What to work on —
All entries must be set down once more, precisely as given.

Page and application data records —
----
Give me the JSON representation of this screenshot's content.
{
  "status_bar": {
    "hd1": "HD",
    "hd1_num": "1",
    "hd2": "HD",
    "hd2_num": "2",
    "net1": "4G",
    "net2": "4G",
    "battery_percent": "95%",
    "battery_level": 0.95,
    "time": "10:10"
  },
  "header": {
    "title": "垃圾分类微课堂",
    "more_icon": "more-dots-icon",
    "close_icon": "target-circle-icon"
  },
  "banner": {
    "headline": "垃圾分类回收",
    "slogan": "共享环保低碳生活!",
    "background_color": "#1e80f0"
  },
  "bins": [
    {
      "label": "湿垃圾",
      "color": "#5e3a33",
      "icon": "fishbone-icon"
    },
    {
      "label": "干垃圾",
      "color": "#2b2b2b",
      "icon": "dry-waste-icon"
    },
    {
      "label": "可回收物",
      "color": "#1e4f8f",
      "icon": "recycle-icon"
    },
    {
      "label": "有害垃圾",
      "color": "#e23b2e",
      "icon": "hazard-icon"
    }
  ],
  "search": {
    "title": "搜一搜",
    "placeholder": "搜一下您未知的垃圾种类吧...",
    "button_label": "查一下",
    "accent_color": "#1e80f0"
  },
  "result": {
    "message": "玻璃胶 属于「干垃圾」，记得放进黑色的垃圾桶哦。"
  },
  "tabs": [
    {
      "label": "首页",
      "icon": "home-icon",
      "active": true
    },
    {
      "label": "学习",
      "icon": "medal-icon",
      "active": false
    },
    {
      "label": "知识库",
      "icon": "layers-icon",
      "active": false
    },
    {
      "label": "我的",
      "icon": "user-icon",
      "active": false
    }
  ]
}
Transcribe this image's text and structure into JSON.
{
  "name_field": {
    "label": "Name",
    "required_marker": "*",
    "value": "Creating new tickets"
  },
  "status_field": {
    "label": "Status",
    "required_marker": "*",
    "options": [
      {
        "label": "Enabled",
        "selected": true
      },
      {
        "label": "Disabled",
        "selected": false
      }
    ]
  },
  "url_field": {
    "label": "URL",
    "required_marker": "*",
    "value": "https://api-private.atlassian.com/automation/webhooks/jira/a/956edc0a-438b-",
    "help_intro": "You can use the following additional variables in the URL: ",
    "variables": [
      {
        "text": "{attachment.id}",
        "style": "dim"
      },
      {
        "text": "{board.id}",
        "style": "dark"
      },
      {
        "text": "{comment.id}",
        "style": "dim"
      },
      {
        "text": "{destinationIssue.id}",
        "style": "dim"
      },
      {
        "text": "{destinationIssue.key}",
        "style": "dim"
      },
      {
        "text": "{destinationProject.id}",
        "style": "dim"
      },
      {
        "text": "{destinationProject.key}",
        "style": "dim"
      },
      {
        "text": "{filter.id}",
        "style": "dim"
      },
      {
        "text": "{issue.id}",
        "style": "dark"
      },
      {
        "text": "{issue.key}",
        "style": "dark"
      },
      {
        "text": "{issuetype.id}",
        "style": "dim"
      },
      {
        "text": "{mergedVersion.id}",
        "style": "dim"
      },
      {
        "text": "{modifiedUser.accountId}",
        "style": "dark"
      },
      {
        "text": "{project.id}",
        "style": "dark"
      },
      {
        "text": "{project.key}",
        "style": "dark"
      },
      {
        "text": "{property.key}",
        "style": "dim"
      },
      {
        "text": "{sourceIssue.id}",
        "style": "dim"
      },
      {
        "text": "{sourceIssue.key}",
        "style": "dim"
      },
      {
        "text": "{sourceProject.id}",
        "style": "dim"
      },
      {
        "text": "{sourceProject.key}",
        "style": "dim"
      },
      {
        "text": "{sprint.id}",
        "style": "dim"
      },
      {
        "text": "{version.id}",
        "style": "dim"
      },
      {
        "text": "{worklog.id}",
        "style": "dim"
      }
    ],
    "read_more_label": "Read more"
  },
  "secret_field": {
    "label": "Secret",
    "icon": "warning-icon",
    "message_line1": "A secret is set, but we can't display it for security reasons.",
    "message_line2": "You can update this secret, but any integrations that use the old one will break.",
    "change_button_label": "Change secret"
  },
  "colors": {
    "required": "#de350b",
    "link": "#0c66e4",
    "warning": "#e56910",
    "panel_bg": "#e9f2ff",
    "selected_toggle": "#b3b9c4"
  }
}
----
Solution for this problem —
Give me the JSON representation of this screenshot's content.
{
  "status_bar": {
    "hd1": "HD",
    "hd1_num": "1",
    "hd2": "HD",
    "hd2_num": "2",
    "net1": "4G",
    "net2": "4G",
    "battery_percent": "95%",
    "battery_level": 0.95,
    "time": "10:10"
  },
  "header": {
    "title": "垃圾分类微课堂",
    "more_icon": "more-dots-icon",
    "close_icon": "target-circle-icon"
  },
  "banner": {
    "headline": "垃圾分类回收",
    "slogan": "共享环保低碳生活!",
    "background_color": "#1e80f0"
  },
  "bins": [
    {
      "label": "湿垃圾",
      "color": "#5e3a33",
      "icon": "fishbone-icon"
    },
    {
      "label": "干垃圾",
      "color": "#2b2b2b",
      "icon": "dry-waste-icon"
    },
    {
      "label": "可回收物",
      "color": "#1e4f8f",
      "icon": "recycle-icon"
    },
    {
      "label": "有害垃圾",
      "color": "#e23b2e",
      "icon": "hazard-icon"
    }
  ],
  "search": {
    "title": "搜一搜",
    "placeholder": "搜一下您未知的垃圾种类吧...",
    "button_label": "查一下",
    "accent_color": "#1e80f0"
  },
  "result": {
    "message": "玻璃胶 属于「干垃圾」，记得放进黑色的垃圾桶哦。"
  },
  "tabs": [
    {
      "label": "首页",
      "icon": "home-icon",
      "active": true
    },
    {
      "label": "学习",
      "icon": "medal-icon",
      "active": false
    },
    {
      "label": "知识库",
      "icon": "layers-icon",
      "active": false
    },
    {
      "label": "我的",
      "icon": "user-icon",
      "active": false
    }
  ]
}
Transcribe this image's text and structure into JSON.
{
  "name_field": {
    "label": "Name",
    "required_marker": "*",
    "value": "Creating new tickets"
  },
  "status_field": {
    "label": "Status",
    "required_marker": "*",
    "options": [
      {
        "label": "Enabled",
        "selected": true
      },
      {
        "label": "Disabled",
        "selected": false
      }
    ]
  },
  "url_field": {
    "label": "URL",
    "required_marker": "*",
    "value": "https://api-private.atlassian.com/automation/webhooks/jira/a/956edc0a-438b-",
    "help_intro": "You can use the following additional variables in the URL: ",
    "variables": [
      {
        "text": "{attachment.id}",
        "style": "dim"
      },
      {
        "text": "{board.id}",
        "style": "dark"
      },
      {
        "text": "{comment.id}",
        "style": "dim"
      },
      {
        "text": "{destinationIssue.id}",
        "style": "dim"
      },
      {
        "text": "{destinationIssue.key}",
        "style": "dim"
      },
      {
        "text": "{destinationProject.id}",
        "style": "dim"
      },
      {
        "text": "{destinationProject.key}",
        "style": "dim"
      },
      {
        "text": "{filter.id}",
        "style": "dim"
      },
      {
        "text": "{issue.id}",
        "style": "dark"
      },
      {
        "text": "{issue.key}",
        "style": "dark"
      },
      {
        "text": "{issuetype.id}",
        "style": "dim"
      },
      {
        "text": "{mergedVersion.id}",
        "style": "dim"
      },
      {
        "text": "{modifiedUser.accountId}",
        "style": "dark"
      },
      {
        "text": "{project.id}",
        "style": "dark"
      },
      {
        "text": "{project.key}",
        "style": "dark"
      },
      {
        "text": "{property.key}",
        "style": "dim"
      },
      {
        "text": "{sourceIssue.id}",
        "style": "dim"
      },
      {
        "text": "{sourceIssue.key}",
        "style": "dim"
      },
      {
        "text": "{sourceProject.id}",
        "style": "dim"
      },
      {
        "text": "{sourceProject.key}",
        "style": "dim"
      },
      {
        "text": "{sprint.id}",
        "style": "dim"
      },
      {
        "text": "{version.id}",
        "style": "dim"
      },
      {
        "text": "{worklog.id}",
        "style": "dim"
      }
    ],
    "read_more_label": "Read more"
  },
  "secret_field": {
    "label": "Secret",
    "icon": "warning-icon",
    "message_line1": "A secret is set, but we can't display it for security reasons.",
    "message_line2": "You can update this secret, but any integrations that use the old one will break.",
    "change_button_label": "Change secret"
  },
  "colors": {
    "required": "#de350b",
    "link": "#0c66e4",
    "warning": "#e56910",
    "panel_bg": "#e9f2ff",
    "selected_toggle": "#b3b9c4"
  }
}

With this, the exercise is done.